We sat down with Dr. Felizardo Gatcheco, MD, MSc, a pediatric gastroenterologist and clinical epidemiologist, after the press launch of Ceelin Plus' newest campaign, "Kontra Sakit, Kontra Liit," on Nov. 6. He laid down the various consequences of working at such a young age in such a highly demanding industry.

Be wary of-

* Lack of sleep. Child stars then (and perhaps, even now) who worked up to the wee hours would naturally have irregular sleeping patterns. The pressures at work could impact their overall health, specifically their height, which could lead to growth stunting, Dr. Felizardo said.

"Sometimes para silang mga call center agents na instead of being awake at daytime, dun sila [sa oras na 'yun] natutulog," he added. …

The rest of this article is only available to active members of Questia

Already a member? Log in now.

Notes for this article

Add a new note
If you are trying to select text to create highlights or citations, remember that you must now click or tap on the first word, and then click or tap on the last word.
One moment ...
Default project is now your active project.
Project items

Items saved from this article

This article has been saved
Highlights (0)
Some of your highlights are legacy items.
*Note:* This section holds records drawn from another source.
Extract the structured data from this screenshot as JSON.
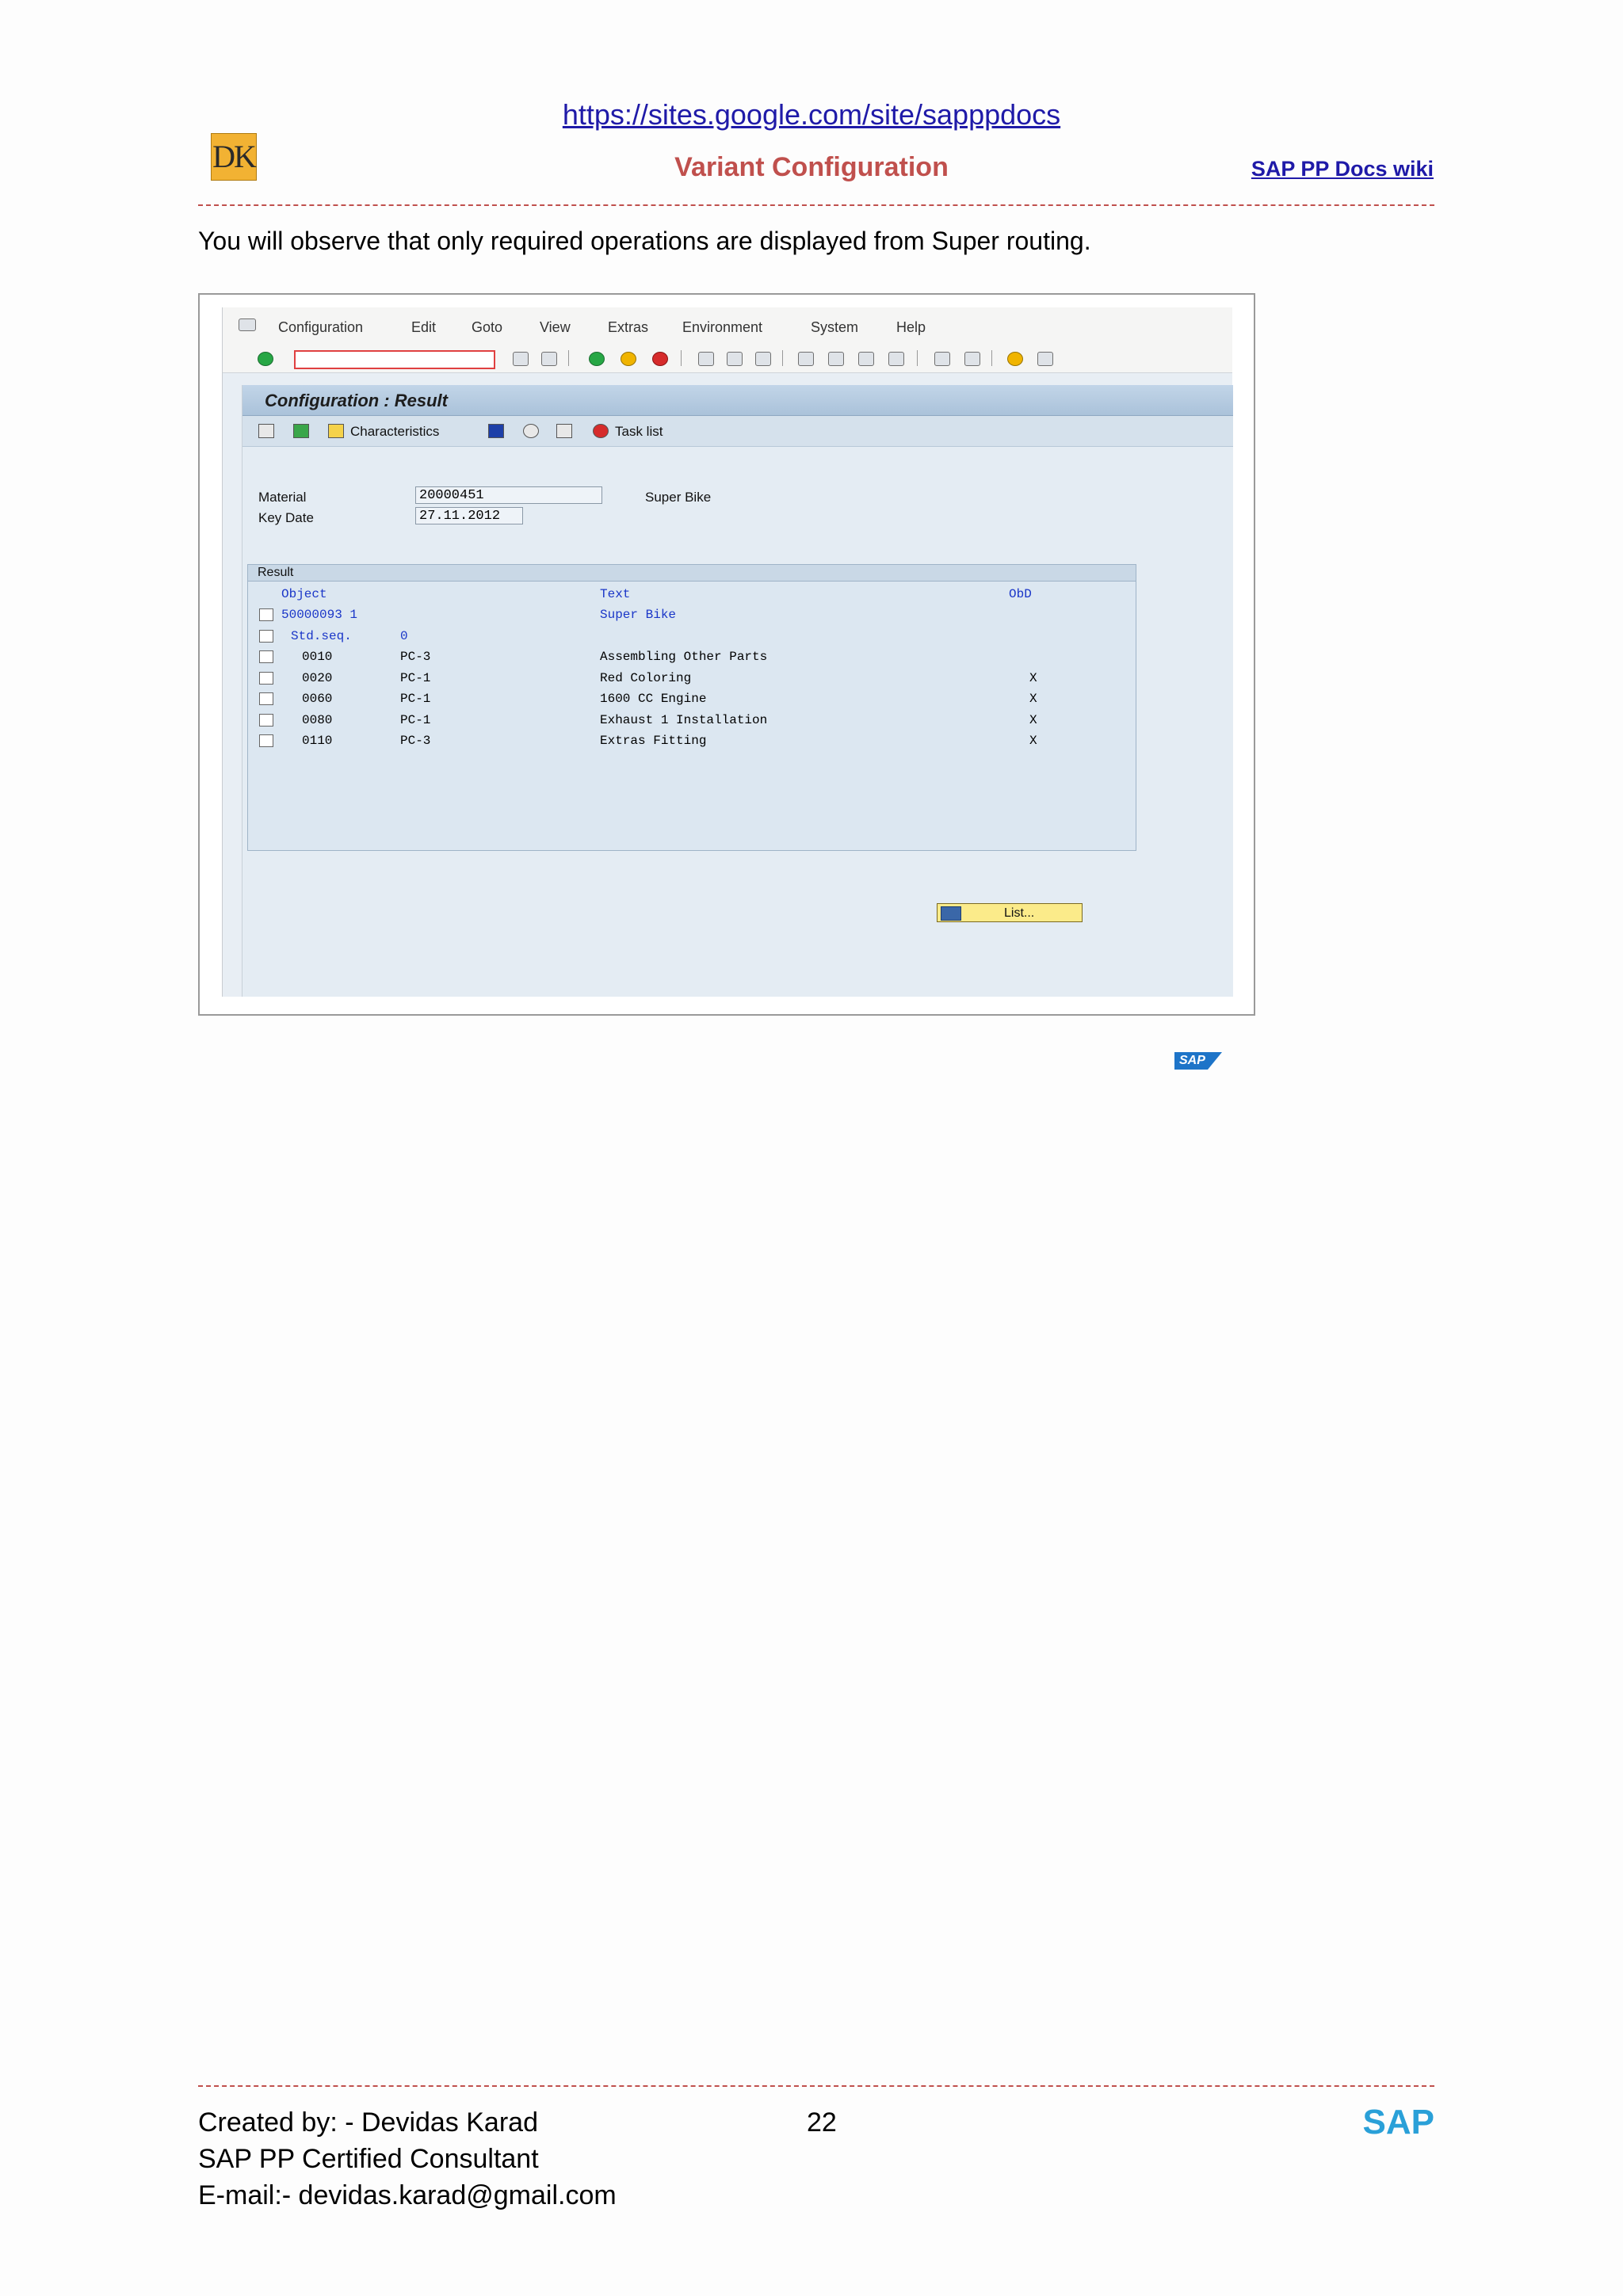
{
  "header": {
    "url": "https://sites.google.com/site/sapppdocs",
    "logo_text": "DK",
    "title": "Variant Configuration",
    "wiki_link": "SAP PP Docs wiki"
  },
  "intro": "You will observe that only required operations are displayed from Super routing.",
  "sap": {
    "menu": [
      "Configuration",
      "Edit",
      "Goto",
      "View",
      "Extras",
      "Environment",
      "System",
      "Help"
    ],
    "screen_title": "Configuration : Result",
    "app_toolbar": {
      "characteristics": "Characteristics",
      "task_list": "Task list"
    },
    "fields": {
      "material_label": "Material",
      "material_value": "20000451",
      "material_desc": "Super Bike",
      "keydate_label": "Key Date",
      "keydate_value": "27.11.2012"
    },
    "result": {
      "title": "Result",
      "headers": {
        "object": "Object",
        "text": "Text",
        "obd": "ObD"
      },
      "rows": [
        {
          "object": "50000093 1",
          "plant": "",
          "text": "Super Bike",
          "obd": "",
          "blue": true
        },
        {
          "object": "Std.seq.",
          "plant": "0",
          "text": "",
          "obd": "",
          "blue": true
        },
        {
          "object": "0010",
          "plant": "PC-3",
          "text": "Assembling Other Parts",
          "obd": "",
          "blue": false
        },
        {
          "object": "0020",
          "plant": "PC-1",
          "text": "Red Coloring",
          "obd": "X",
          "blue": false
        },
        {
          "object": "0060",
          "plant": "PC-1",
          "text": "1600 CC Engine",
          "obd": "X",
          "blue": false
        },
        {
          "object": "0080",
          "plant": "PC-1",
          "text": "Exhaust 1 Installation",
          "obd": "X",
          "blue": false
        },
        {
          "object": "0110",
          "plant": "PC-3",
          "text": "Extras Fitting",
          "obd": "X",
          "blue": false
        }
      ]
    },
    "list_button": "List...",
    "sap_logo": "SAP"
  },
  "footer": {
    "created_by": "Created by: - Devidas Karad",
    "page": "22",
    "role": "SAP PP Certified Consultant",
    "email": "E-mail:- devidas.karad@gmail.com",
    "brand": "SAP"
  }
}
Highlights saved before July 30, 2012 will not be displayed on their respective source pages.

You can easily re-create the highlights by opening the book page or article, selecting the text, and clicking “Highlight.”

Citations (0)
Some of your citations are legacy items.

Any citation created before July 30, 2012 will labeled as a “Cited page.” New citations will be saved as cited passages, pages or articles.

We also added the ability to view new citations from your projects or the book or article where you created them.

Notes (0)
Bookmarks (0)

You have no saved items from this article

Project items include:
  • Saved book/article
  • Highlights
  • Quotes/citations
  • Notes
  • Bookmarks
Notes
Cite this article

Cited article

Style
Citations are available only to our active members.
Buy instant access to cite pages or passages in MLA, APA and Chicago citation styles.

(Einhorn, 1992, p. 25)

(Einhorn 25)

1. Lois J. Einhorn, Abraham Lincoln, the Orator: Penetrating the Lincoln Legend (Westport, CT: Greenwood Press, 1992), 25, http://www.questia.com/read/27419298.

Cited article

'Bata, Bata, Pa'no Ka Lalaki?' How Work in Showbiz Affects Growth of Child Actors
Settings

Settings

Typeface
Text size Smaller Larger Reset View mode
Search within

Search within this article

Look up

Look up a word

  • Dictionary
  • Thesaurus
Please submit a word or phrase above.
Print this page

Print this page

Why can't I print more than one page at a time?

Help
Full screen

matching results for page

    Questia reader help

    How to highlight and cite specific passages

    1. Click or tap the first word you want to select.
    2. Click or tap the last word you want to select, and you’ll see everything in between get selected.
    3. You’ll then get a menu of options like creating a highlight or a citation from that passage of text.

    OK, got it!

    Cited passage

    Style
    Citations are available only to our active members.
    Buy instant access to cite pages or passages in MLA, APA and Chicago citation styles.

    "Portraying himself as an honest, ordinary person helped Lincoln identify with his audiences." (Einhorn, 1992, p. 25).

    "Portraying himself as an honest, ordinary person helped Lincoln identify with his audiences." (Einhorn 25)

    "Portraying himself as an honest, ordinary person helped Lincoln identify with his audiences."1

    1. Lois J. Einhorn, Abraham Lincoln, the Orator: Penetrating the Lincoln Legend (Westport, CT: Greenwood Press, 1992), 25, http://www.questia.com/read/27419298.

    Cited passage

    Thanks for trying Questia!

    Please continue trying out our research tools, but please note, full functionality is available only to our active members.

    Your work will be lost once you leave this Web page.

    Buy instant access to save your work.

    Already a member? Log in now.

    Author Advanced search

    Oops!

    An unknown error has occurred. Please click the button below to reload the page. If the problem persists, please try again in a little while.